I’m not going to lie and say I’ve been die-hard fan of Belle & Sebastian since their emergence into the international indie scene in 1996; after all, I’d never woken up in the middle of the night with the sudden urge to listen to seven-piece, nostalgic Scottish twee-pop. Hell, I hadn’t even heard of them until a few years ago, and it certainly took more than a few listens before I was actually motivated to go out and buy If You’re Feeling Sinister, their first album released on UK pop label Jeepster Recordings. I was gradually entranced by delicate, bewitching melodies, nostalgically poetic lyrics, and a voice that drew me into an expressionistic world filled with loneliness, isolation, and the occasional sexually frustrating situation. Suffice it to say, I was hooked.
Perhaps it is the delicate beauty of their previous five albums that is to blame for the ultimate disappointment I felt when I initially heard Dear Catastrophe Waitress, their first release in almost three years.
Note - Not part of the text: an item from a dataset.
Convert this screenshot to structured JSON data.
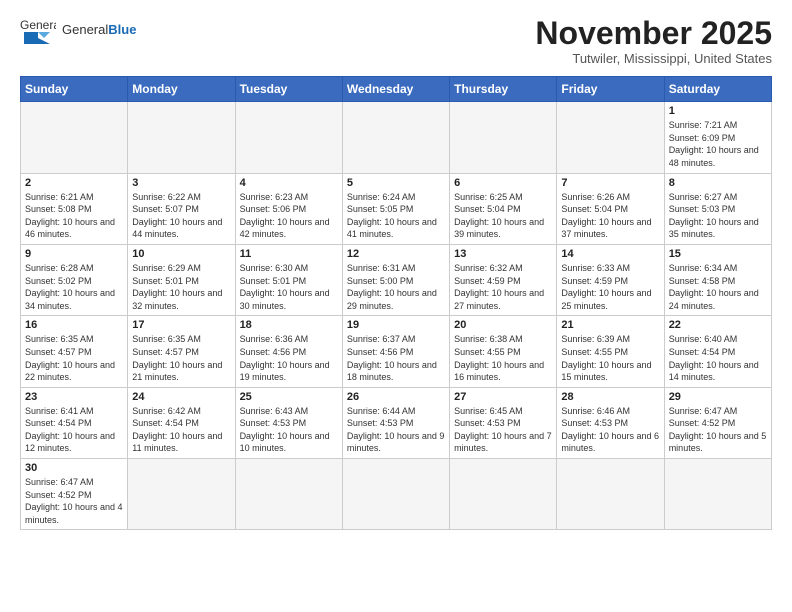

Since we last heard from them, Belle & Sebastian has completely overthrown eight years of image, emerging with a new label (Rough Trade), a new producer (Trevor Horn), and an entirely new sound. Instead of the fragile stylings of previous opening tracks such as “Stars of Track and Field” and “I Fought in a War,” Catastrophe sets the tone of the album with the perky, almost offensively upbeat “Step Into My Office, Baby,” a pop ballad that combines skin-deep lyrics with harmonies that could close an episode of The Partridge Family.
The rest of the album follows suit with an insultingly cheerful ambiance — can we honestly take a song called “Asleep on a Sunbeam” seriously? — and limp, forgettable melodies that seem to borrow from artists ranging from 10CC to the Beach Boys. “Wrapped Up in Books” is oddly suggestive of The Byrds, while the title track offers a fanfare worthy of a Burt Bacharach composition. Luckily, several tracks are reminiscent of the band’s formal style, including “Piazza, New York Catcher,” a lyrically complex nod to Murdoch’s love of baseball, and “Lord Anthony,” a wistful ballad that harkens back to the trials of high school. These, however, do not excuse the last track’s blatant rip off of XTC’s “Making Plans for Nigel,” which perhaps is embarrassing in and of itself.
So where has our neurotic, insecure, soft-voiced Belle & Sebastian gone? Critics claim that their new style is tighter, cleaner, and ultimately indicative of their evolution as a band; however, last time I checked, overhauling eight years of work only to combine a creepily jovial demeanor with twelve different musical styles wasn’t exactly an equation for success. I can only hope that Catastrophe is simply a passing phase in the growth of Belle & Sebastian, and that, in the future, they’ll be able to make the most thick-skinned of us nostalgic and wistful once more.
Archived article by Laura Mergenthal